## Task
The answer must be an exact copy of every entry, with no pictures in it.
■ ■ ■ ■ ■
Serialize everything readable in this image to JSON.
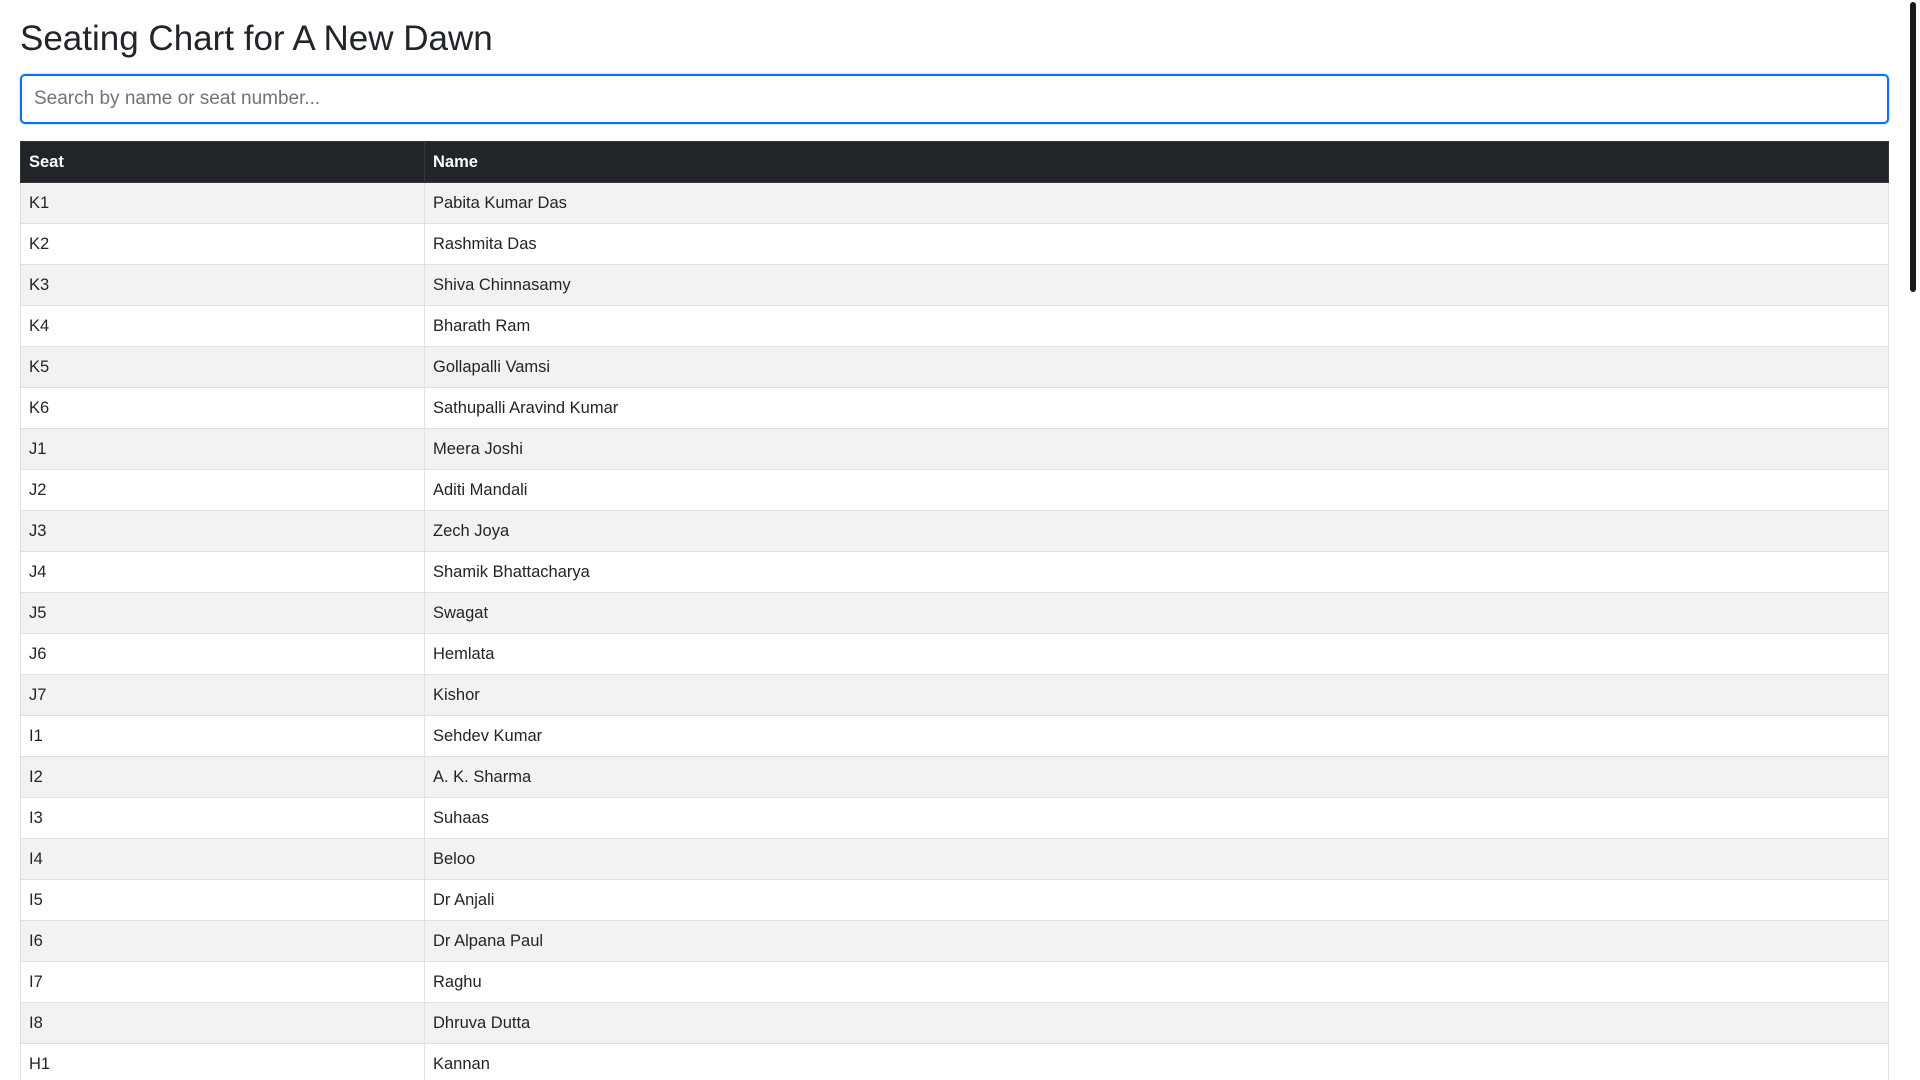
{
  "page": {
    "title": "Seating Chart for A New Dawn"
  },
  "search": {
    "placeholder": "Search by name or seat number...",
    "value": ""
  },
  "table": {
    "columns": [
      "Seat",
      "Name"
    ],
    "rows": [
      {
        "seat": "K1",
        "name": "Pabita Kumar Das"
      },
      {
        "seat": "K2",
        "name": "Rashmita Das"
      },
      {
        "seat": "K3",
        "name": "Shiva Chinnasamy"
      },
      {
        "seat": "K4",
        "name": "Bharath Ram"
      },
      {
        "seat": "K5",
        "name": "Gollapalli Vamsi"
      },
      {
        "seat": "K6",
        "name": "Sathupalli Aravind Kumar"
      },
      {
        "seat": "J1",
        "name": "Meera Joshi"
      },
      {
        "seat": "J2",
        "name": "Aditi Mandali"
      },
      {
        "seat": "J3",
        "name": "Zech Joya"
      },
      {
        "seat": "J4",
        "name": "Shamik Bhattacharya"
      },
      {
        "seat": "J5",
        "name": "Swagat"
      },
      {
        "seat": "J6",
        "name": "Hemlata"
      },
      {
        "seat": "J7",
        "name": "Kishor"
      },
      {
        "seat": "I1",
        "name": "Sehdev Kumar"
      },
      {
        "seat": "I2",
        "name": "A. K. Sharma"
      },
      {
        "seat": "I3",
        "name": "Suhaas"
      },
      {
        "seat": "I4",
        "name": "Beloo"
      },
      {
        "seat": "I5",
        "name": "Dr Anjali"
      },
      {
        "seat": "I6",
        "name": "Dr Alpana Paul"
      },
      {
        "seat": "I7",
        "name": "Raghu"
      },
      {
        "seat": "I8",
        "name": "Dhruva Dutta"
      },
      {
        "seat": "H1",
        "name": "Kannan"
      }
    ]
  },
  "colors": {
    "header_bg": "#212529",
    "stripe_bg": "#f2f2f2",
    "focus_border": "#0d6efd"
  }
}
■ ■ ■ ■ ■
## Response to this task
Serialize everything readable in this image to JSON.
{
  "page": {
    "title": "Seating Chart for A New Dawn"
  },
  "search": {
    "placeholder": "Search by name or seat number...",
    "value": ""
  },
  "table": {
    "columns": [
      "Seat",
      "Name"
    ],
    "rows": [
      {
        "seat": "K1",
        "name": "Pabita Kumar Das"
      },
      {
        "seat": "K2",
        "name": "Rashmita Das"
      },
      {
        "seat": "K3",
        "name": "Shiva Chinnasamy"
      },
      {
        "seat": "K4",
        "name": "Bharath Ram"
      },
      {
        "seat": "K5",
        "name": "Gollapalli Vamsi"
      },
      {
        "seat": "K6",
        "name": "Sathupalli Aravind Kumar"
      },
      {
        "seat": "J1",
        "name": "Meera Joshi"
      },
      {
        "seat": "J2",
        "name": "Aditi Mandali"
      },
      {
        "seat": "J3",
        "name": "Zech Joya"
      },
      {
        "seat": "J4",
        "name": "Shamik Bhattacharya"
      },
      {
        "seat": "J5",
        "name": "Swagat"
      },
      {
        "seat": "J6",
        "name": "Hemlata"
      },
      {
        "seat": "J7",
        "name": "Kishor"
      },
      {
        "seat": "I1",
        "name": "Sehdev Kumar"
      },
      {
        "seat": "I2",
        "name": "A. K. Sharma"
      },
      {
        "seat": "I3",
        "name": "Suhaas"
      },
      {
        "seat": "I4",
        "name": "Beloo"
      },
      {
        "seat": "I5",
        "name": "Dr Anjali"
      },
      {
        "seat": "I6",
        "name": "Dr Alpana Paul"
      },
      {
        "seat": "I7",
        "name": "Raghu"
      },
      {
        "seat": "I8",
        "name": "Dhruva Dutta"
      },
      {
        "seat": "H1",
        "name": "Kannan"
      }
    ]
  },
  "colors": {
    "header_bg": "#212529",
    "stripe_bg": "#f2f2f2",
    "focus_border": "#0d6efd"
  }
}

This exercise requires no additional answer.